The state Department of Health updated its COVID- 19 guidance for schools Monday, calling for “multiple- layered prevention strategies” that prioritize in-person instruction on campuses across the state.
Acting state Epidemiologist Sarah Kemble said the guidance emphasizes the promotion of vaccinations for students, teachers and staff; COVID-19 screening; keeping students 3 feet apart where possible; and increased ventilation of classrooms, among other things.
The guidance, updated eight days before the Aug. 3 first day of public school, generally follows the recommendations for schools released by the Centers for Disease Control and Prevention earlier this month.
But it goes a step further in recommending that all teachers, staff and students wear masks regardless of their vaccination status. The guidance calls for wearing a mask indoors as well as in crowded situations outside.
The July 9 CDC guidance says masks are needed indoors only by individuals who are not fully vaccinated.
Kemble said the state decided to recommend masks for everyone “for operational reasons and equity issues.”
The new guidelines were released as the state experiences a spike of new COVID- 19 cases. Monday marked the 12th straight day of triple-digit new infections in Hawaii as the delta variant spreads across the islands.
Despite the surge, the guidance prioritizes full in-person opening of school campuses in what Kemble called an acknowledgement of the toll that online learning took on many students last year.
“We really have faced a crisis over the last year for children being sometimes faced with mental health issues from being in remote learning,” the epidemiologist said. “Getting back to school is such a core part of moving back to a normal place for our society.”

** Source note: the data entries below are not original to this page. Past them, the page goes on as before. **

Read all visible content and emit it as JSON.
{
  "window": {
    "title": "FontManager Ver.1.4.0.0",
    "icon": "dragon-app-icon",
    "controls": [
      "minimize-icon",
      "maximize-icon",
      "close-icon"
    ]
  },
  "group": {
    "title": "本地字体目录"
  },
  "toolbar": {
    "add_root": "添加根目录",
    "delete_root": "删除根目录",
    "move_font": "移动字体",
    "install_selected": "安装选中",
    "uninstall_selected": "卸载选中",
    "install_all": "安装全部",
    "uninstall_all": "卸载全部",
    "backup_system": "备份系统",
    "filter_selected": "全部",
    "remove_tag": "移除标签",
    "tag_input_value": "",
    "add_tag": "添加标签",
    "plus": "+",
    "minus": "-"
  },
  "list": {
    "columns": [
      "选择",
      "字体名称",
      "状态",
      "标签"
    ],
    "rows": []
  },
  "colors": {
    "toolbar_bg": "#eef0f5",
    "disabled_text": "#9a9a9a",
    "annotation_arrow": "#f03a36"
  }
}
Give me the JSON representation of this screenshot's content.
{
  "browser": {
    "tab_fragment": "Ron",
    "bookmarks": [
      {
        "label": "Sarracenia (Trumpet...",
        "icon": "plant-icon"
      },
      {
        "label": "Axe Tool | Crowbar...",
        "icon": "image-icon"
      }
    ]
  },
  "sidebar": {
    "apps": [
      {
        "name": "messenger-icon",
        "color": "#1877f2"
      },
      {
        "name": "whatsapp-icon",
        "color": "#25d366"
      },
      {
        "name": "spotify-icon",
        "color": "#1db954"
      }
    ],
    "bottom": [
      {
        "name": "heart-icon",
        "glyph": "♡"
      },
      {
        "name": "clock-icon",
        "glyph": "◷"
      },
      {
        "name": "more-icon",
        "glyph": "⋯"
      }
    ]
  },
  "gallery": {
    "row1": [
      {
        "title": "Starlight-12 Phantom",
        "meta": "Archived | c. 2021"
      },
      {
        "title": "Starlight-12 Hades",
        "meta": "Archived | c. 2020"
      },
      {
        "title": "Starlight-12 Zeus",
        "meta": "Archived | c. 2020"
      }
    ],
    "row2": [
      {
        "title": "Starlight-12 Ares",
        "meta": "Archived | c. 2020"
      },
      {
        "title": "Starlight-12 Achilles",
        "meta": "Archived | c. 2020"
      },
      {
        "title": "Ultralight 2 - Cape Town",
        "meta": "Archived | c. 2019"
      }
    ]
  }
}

Cast aside are previous recommendations for physical barriers, limits on the number of students to a bus seat and community disease thresholds for schools to switch to different learning modes.
In addition, there is no requirement for a negative COVID-19 test or a clinician’s note to return to school after isolation and quarantine.
Kemble said growing evidence indicates that schools are not amplifiers of COVID-19 transmission.
Kemble said that while an increasing number of children under 12 are being infected with the delta variant, the greatest risk of transmission still comes from unvaccinated adults.
She urged anyone who comes into contact with children to get vaccinated.
“It really is critical,” she implored. “This is for our keiki.”
Currently, vaccinations are authorized only for children age 12 and older.
Deputy schools Superintendent Phyllis Unebasami said school administrators worked with the Department of Health on the recommendations and are preparing to implement them for the new school year.
According to guidance, schools should consider screening for all teachers and staff who have not been fully vaccinated, regardless of the level of community transmission.
The guidance also suggests screening for those who are not fully vaccinated to allow for safe participation in extracurricular activities such as football, band and chorus.
Hawaii State Teachers Association President Osa Tui Jr. said teachers appreciate the mask guidance but are disappointed it was silent on distance learning and the fact that some teachers are still being asked to teach online and in class simultaneously, despite disastrous results last year.
Julie Reyes Oda, head of HSTA’s Leeward Chapter, said teachers are also worried about crowded faculty meetings. She said the guidance should offer other options.
Mireille Ellsworth, an English teacher at Waiakea High School in Hilo and head of the social media group Hawai‘i for a Safe Return to Schools, said she was disappointed with the guidance.
“There are a lot of pukas,” she said. “It’s half done. You cannot address the pandemic by patching together layers of mitigation and hoping for the best. Our keiki are too precious.”